(DATASET CONTENT begins)
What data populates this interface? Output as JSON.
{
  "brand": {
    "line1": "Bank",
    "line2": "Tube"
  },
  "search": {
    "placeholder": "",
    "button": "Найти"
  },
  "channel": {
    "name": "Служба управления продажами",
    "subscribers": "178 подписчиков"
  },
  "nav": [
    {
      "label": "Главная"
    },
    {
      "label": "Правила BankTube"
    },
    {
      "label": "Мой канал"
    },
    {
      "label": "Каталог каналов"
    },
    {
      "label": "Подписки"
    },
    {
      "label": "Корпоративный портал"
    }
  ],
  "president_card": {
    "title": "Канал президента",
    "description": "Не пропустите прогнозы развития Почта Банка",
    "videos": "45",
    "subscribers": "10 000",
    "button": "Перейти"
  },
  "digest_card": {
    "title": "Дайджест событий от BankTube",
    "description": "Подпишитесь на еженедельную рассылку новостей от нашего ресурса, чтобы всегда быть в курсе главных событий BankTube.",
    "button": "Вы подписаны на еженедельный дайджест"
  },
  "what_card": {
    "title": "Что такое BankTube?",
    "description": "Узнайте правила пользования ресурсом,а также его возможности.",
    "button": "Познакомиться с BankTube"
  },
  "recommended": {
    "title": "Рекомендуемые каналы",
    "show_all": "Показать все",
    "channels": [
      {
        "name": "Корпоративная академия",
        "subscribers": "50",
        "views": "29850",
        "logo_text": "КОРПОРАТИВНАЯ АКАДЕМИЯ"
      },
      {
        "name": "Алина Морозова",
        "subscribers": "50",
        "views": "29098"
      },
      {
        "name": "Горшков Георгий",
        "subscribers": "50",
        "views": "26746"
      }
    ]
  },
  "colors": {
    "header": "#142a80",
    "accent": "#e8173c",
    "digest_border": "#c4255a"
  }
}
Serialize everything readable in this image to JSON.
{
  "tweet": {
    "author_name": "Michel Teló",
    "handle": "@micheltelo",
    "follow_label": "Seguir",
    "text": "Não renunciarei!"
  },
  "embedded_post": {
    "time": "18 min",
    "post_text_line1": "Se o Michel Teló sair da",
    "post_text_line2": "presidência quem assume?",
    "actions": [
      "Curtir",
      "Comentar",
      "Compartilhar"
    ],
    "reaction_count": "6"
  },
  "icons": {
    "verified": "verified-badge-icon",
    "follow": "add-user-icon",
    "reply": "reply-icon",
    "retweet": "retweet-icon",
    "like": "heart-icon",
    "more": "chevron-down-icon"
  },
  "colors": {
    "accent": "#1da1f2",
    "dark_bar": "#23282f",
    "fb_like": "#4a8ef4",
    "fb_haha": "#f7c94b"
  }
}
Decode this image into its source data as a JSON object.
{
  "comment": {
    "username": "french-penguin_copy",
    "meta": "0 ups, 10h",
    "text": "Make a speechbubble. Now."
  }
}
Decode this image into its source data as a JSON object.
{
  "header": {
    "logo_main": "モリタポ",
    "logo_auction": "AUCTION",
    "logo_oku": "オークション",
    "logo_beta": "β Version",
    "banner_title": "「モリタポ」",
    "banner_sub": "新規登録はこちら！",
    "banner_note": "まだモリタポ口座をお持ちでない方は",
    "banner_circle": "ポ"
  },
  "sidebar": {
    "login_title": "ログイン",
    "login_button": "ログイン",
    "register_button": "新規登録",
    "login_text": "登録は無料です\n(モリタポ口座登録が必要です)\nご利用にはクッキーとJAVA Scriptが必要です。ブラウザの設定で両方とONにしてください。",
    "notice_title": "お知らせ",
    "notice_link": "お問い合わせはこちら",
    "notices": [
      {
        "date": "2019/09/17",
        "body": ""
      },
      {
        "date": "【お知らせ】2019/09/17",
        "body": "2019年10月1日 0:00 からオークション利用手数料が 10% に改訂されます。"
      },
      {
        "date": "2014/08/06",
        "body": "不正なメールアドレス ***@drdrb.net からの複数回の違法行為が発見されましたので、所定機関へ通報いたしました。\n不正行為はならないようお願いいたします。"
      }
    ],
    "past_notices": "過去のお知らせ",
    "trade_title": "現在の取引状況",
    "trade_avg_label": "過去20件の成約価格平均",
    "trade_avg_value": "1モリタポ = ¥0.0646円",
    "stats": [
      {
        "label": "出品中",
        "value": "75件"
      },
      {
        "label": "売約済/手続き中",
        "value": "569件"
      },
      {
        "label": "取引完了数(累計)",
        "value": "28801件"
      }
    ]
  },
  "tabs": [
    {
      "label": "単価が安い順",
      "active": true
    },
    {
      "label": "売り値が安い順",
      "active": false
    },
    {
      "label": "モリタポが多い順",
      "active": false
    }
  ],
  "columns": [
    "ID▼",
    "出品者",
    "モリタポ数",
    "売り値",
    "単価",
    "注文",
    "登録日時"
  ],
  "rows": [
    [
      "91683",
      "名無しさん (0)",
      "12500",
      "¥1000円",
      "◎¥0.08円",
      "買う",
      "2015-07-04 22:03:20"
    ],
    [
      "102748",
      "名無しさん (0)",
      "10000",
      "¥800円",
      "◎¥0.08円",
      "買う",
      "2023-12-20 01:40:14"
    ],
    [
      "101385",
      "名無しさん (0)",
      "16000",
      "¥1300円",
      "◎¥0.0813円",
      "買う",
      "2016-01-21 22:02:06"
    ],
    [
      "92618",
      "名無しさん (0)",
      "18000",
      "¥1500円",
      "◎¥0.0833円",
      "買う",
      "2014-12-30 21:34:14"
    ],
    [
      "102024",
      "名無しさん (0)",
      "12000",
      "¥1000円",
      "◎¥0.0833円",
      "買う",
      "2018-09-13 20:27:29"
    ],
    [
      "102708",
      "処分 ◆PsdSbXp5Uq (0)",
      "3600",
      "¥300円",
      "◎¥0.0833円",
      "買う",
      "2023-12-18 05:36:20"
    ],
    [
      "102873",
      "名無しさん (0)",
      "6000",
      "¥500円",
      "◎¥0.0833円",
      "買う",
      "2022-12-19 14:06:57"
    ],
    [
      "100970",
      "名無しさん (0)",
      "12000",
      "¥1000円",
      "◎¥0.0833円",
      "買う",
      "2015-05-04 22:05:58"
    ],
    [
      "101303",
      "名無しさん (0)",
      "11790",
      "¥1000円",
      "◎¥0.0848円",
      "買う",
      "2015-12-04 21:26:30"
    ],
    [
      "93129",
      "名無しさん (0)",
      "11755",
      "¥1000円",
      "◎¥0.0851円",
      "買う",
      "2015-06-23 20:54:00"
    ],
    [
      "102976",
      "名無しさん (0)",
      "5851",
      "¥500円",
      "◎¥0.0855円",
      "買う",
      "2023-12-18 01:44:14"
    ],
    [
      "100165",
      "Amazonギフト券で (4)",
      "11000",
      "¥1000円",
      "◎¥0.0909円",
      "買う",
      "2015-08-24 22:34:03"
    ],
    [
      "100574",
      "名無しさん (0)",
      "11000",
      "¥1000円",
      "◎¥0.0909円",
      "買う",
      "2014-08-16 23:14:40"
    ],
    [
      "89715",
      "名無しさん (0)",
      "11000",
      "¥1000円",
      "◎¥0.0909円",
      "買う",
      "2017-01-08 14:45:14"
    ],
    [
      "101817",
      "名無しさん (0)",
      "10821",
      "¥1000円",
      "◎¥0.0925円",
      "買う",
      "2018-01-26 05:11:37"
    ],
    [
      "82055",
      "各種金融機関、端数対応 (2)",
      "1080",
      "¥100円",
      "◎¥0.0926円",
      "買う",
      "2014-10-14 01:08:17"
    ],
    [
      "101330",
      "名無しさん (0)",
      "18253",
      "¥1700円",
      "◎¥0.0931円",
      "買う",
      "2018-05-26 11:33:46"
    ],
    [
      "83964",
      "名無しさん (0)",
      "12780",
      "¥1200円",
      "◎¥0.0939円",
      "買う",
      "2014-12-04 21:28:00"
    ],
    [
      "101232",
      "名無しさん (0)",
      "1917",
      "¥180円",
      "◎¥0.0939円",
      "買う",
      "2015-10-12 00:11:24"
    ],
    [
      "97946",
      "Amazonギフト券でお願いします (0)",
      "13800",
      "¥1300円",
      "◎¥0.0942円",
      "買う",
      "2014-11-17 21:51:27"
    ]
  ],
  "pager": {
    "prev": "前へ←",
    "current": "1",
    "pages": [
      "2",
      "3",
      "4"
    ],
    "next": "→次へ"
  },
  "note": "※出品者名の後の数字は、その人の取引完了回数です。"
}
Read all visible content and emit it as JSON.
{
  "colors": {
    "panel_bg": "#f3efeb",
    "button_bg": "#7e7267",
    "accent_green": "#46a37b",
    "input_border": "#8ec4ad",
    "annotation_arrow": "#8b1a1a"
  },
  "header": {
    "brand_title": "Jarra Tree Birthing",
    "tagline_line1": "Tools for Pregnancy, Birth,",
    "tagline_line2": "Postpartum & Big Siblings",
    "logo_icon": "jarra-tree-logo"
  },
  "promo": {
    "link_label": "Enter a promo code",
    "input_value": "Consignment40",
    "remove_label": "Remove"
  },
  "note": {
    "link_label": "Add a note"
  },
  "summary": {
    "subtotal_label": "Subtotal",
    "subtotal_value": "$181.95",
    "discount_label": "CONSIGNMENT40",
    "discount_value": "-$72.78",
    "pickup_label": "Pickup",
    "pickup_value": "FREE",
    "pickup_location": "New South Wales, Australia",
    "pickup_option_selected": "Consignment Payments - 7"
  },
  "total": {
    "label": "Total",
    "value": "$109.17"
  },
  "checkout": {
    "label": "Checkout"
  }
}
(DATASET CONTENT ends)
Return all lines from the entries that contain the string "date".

        "date": "2019/09/17",
        "date": "【お知らせ】2019/09/17",
        "date": "2014/08/06",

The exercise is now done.